■ **EXERCISE DESCRIPTION**
The records below must be output exactly, with no images carried over.

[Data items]
-*-

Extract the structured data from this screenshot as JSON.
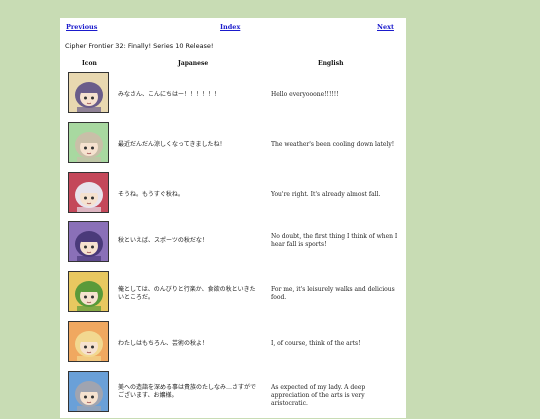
{
  "nav": {
    "previous": "Previous",
    "index": "Index",
    "next": "Next"
  },
  "title": "Cipher Frontier 32: Finally! Series 10 Release!",
  "headers": {
    "icon": "Icon",
    "japanese": "Japanese",
    "english": "English"
  },
  "rows": [
    {
      "japanese": "みなさん、こんにちはー！！！！！！",
      "english": "Hello everyooone!!!!!!",
      "bg": "#e8d8b0",
      "hair": "#6a5d8a"
    },
    {
      "japanese": "最近だんだん涼しくなってきましたね！",
      "english": "The weather's been cooling down lately!",
      "bg": "#a8d8a0",
      "hair": "#c9bfa8"
    },
    {
      "japanese": "そうね。もうすぐ秋ね。",
      "english": "You're right. It's already almost fall.",
      "bg": "#c4485a",
      "hair": "#e8e4ec"
    },
    {
      "japanese": "秋といえば、スポーツの秋だな！",
      "english": "No doubt, the first thing I think of when I hear fall is sports!",
      "bg": "#8a70b8",
      "hair": "#4a3a7a"
    },
    {
      "japanese": "俺としては、のんびりと行楽か、食欲の秋といきたいところだ。",
      "english": "For me, it's leisurely walks and delicious food.",
      "bg": "#e8c860",
      "hair": "#5a9a3a"
    },
    {
      "japanese": "わたしはもちろん、芸術の秋よ！",
      "english": "I, of course, think of the arts!",
      "bg": "#f0a860",
      "hair": "#f2d890"
    },
    {
      "japanese": "美への造詣を深める事は貴族のたしなみ…さすがでございます、お嬢様。",
      "english": "As expected of my lady. A deep appreciation of the arts is very aristocratic.",
      "bg": "#6aa0d8",
      "hair": "#a0a4b0"
    }
  ]
}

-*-

■ **WRITTEN RESPONSE**
Extract the structured data from this screenshot as JSON.
{
  "nav": {
    "previous": "Previous",
    "index": "Index",
    "next": "Next"
  },
  "title": "Cipher Frontier 32: Finally! Series 10 Release!",
  "headers": {
    "icon": "Icon",
    "japanese": "Japanese",
    "english": "English"
  },
  "rows": [
    {
      "japanese": "みなさん、こんにちはー！！！！！！",
      "english": "Hello everyooone!!!!!!",
      "bg": "#e8d8b0",
      "hair": "#6a5d8a"
    },
    {
      "japanese": "最近だんだん涼しくなってきましたね！",
      "english": "The weather's been cooling down lately!",
      "bg": "#a8d8a0",
      "hair": "#c9bfa8"
    },
    {
      "japanese": "そうね。もうすぐ秋ね。",
      "english": "You're right. It's already almost fall.",
      "bg": "#c4485a",
      "hair": "#e8e4ec"
    },
    {
      "japanese": "秋といえば、スポーツの秋だな！",
      "english": "No doubt, the first thing I think of when I hear fall is sports!",
      "bg": "#8a70b8",
      "hair": "#4a3a7a"
    },
    {
      "japanese": "俺としては、のんびりと行楽か、食欲の秋といきたいところだ。",
      "english": "For me, it's leisurely walks and delicious food.",
      "bg": "#e8c860",
      "hair": "#5a9a3a"
    },
    {
      "japanese": "わたしはもちろん、芸術の秋よ！",
      "english": "I, of course, think of the arts!",
      "bg": "#f0a860",
      "hair": "#f2d890"
    },
    {
      "japanese": "美への造詣を深める事は貴族のたしなみ…さすがでございます、お嬢様。",
      "english": "As expected of my lady. A deep appreciation of the arts is very aristocratic.",
      "bg": "#6aa0d8",
      "hair": "#a0a4b0"
    }
  ]
}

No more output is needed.